Given records:

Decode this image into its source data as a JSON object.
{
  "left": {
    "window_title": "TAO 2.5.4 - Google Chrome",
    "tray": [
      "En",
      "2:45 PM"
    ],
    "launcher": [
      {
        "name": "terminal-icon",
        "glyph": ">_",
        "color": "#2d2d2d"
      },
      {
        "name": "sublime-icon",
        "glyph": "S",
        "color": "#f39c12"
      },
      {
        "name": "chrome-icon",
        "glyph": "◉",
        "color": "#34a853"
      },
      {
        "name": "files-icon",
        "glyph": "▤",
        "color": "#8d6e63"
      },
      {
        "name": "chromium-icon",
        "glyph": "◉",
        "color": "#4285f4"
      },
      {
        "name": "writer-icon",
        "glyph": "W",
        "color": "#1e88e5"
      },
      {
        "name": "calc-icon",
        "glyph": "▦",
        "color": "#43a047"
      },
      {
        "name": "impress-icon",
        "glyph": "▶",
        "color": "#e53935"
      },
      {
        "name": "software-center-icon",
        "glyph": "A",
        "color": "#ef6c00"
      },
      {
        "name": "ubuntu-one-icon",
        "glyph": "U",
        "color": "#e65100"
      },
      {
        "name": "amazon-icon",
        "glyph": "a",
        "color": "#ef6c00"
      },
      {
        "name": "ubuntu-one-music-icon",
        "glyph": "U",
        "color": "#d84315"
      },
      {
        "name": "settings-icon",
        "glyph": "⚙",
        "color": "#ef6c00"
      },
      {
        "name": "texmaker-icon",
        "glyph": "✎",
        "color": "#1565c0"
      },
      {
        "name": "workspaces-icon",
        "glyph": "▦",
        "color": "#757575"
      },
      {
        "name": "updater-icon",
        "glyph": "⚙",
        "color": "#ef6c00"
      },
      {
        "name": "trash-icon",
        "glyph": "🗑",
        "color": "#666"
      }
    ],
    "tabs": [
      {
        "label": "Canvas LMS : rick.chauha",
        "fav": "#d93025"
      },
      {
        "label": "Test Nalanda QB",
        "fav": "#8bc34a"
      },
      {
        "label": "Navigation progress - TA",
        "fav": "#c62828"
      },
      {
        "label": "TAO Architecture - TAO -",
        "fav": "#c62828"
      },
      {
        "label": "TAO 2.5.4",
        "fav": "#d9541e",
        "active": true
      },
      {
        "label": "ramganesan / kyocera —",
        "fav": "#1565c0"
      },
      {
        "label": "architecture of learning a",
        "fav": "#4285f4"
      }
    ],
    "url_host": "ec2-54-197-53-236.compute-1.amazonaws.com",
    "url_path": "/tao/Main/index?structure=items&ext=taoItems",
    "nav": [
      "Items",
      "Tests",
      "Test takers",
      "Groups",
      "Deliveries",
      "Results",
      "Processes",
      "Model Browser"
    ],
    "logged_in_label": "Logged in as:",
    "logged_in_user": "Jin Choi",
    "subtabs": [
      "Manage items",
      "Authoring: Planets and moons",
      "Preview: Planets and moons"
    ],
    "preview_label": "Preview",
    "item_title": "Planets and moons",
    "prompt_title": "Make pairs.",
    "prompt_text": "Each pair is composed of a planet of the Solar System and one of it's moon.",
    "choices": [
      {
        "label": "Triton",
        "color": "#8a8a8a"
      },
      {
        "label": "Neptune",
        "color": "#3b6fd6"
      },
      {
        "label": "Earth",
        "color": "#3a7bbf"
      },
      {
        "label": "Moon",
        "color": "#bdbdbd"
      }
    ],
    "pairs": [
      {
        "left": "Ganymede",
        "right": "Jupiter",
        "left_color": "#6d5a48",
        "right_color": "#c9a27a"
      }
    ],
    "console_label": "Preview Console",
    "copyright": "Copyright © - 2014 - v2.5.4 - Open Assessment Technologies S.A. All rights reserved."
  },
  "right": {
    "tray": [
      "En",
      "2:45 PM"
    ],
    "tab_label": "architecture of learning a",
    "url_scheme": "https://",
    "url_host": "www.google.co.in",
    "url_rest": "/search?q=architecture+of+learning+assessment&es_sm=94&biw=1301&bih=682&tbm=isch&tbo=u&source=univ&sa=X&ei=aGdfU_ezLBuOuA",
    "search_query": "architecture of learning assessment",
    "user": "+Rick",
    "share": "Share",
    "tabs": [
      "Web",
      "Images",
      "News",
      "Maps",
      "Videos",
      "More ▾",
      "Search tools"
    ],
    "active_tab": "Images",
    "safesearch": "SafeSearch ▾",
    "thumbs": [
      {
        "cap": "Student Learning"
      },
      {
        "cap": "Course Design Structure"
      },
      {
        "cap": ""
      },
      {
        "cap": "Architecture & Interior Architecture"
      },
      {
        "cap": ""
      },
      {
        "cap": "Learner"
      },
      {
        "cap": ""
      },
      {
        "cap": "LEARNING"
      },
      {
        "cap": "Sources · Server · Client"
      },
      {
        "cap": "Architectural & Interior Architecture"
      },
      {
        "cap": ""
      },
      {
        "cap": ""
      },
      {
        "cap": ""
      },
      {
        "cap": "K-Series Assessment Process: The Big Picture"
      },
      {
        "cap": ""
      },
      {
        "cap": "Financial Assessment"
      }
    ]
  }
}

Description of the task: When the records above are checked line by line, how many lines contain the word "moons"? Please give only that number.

Problem solution: 3